NEW YORK - Gas prices rose Friday for the 45th consecutive day as summer travelers hit the highways and refineries hold back on fuel production.
Pump prices added less than a penny overnight to a new national average of $2.639 a gallon, according to auto club AAA, Wright Express and Oil Price Information Service.
Crude prices are surging as well, but not as consistently as gasoline.
Benchmark crude for July delivery fell 64 cents to settle at $72.04 on the New York Mercantile Exchange, the first time oil prices have fallen in several days.
Gas is 37.2 cents a gallon more expensive than last month. Yet prices have risen all year after slumping to around $1.60 in December.

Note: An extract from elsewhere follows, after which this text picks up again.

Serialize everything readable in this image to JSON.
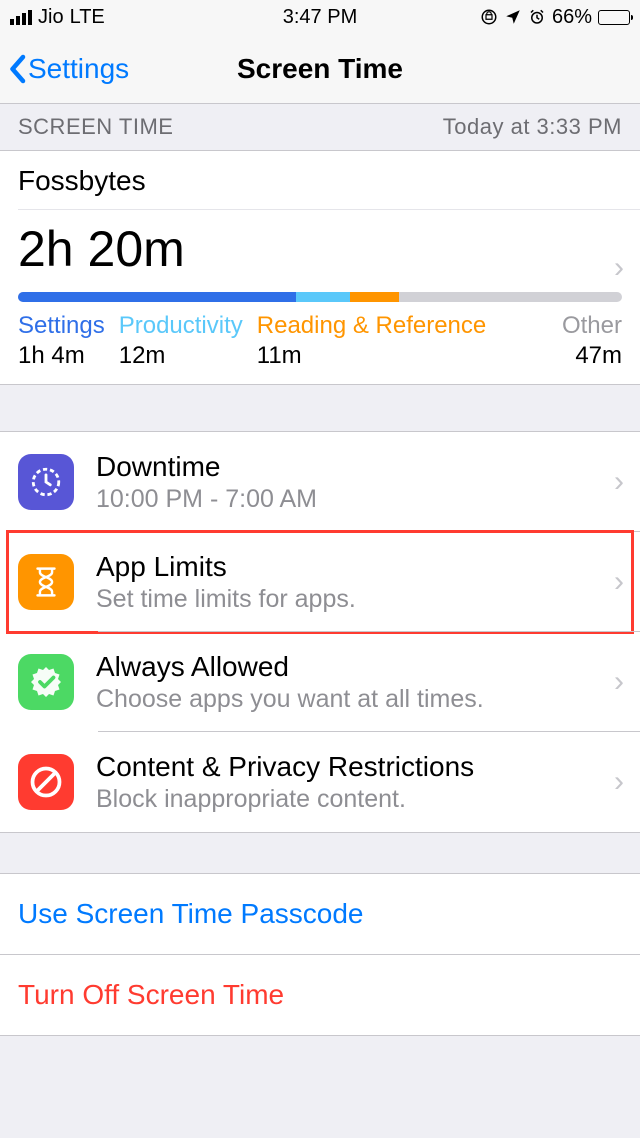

Retail gas typically rises with demand during the summer driving season. But this year those dynamics have changed somewhat. The government expects motorists to drive billions fewer miles as an expanding population of unemployed workers stays home.
That is also why refiners are cutting back. Even though prices are rising, demand for fuel remains very weak compared with previous years. Gas prices are still $1.421 a gallon cheaper than last year at this time.
That may be no consolation to consumers trying to make their dollars go further during this recession, but refiners say if they were to produce as much gasoline as in year's past, they'd go out of business.
Government figures show refiners operated at 85.9 percent capacity last week, which is very low for this time of year, the second week of the driving season.
Oil producing countries are also pulling back, part of the reason that crude hit new eight-month highs this week, peaking Thursday at $73.23 a barrel.
Oil prices have more than doubled since March even though demand is down for the year and American storage tanks are bloated with a huge surplus.
And then there is the money flooding in from Wall Street. Investors fleeing the falling U.S. currency have parked a lot of money in commodity markets. Because crude is priced in dollars, it also gets cheaper for investors overseas.
How long dollar-driven oil prices can remain at these levels is not known, with demand at current levels.
On Friday, the Organization of Petroleum Exporting Countries dropped its daily demand forecast by 230,000 barrels, estimating that global consumption would shrink to 83.8 million barrels a day.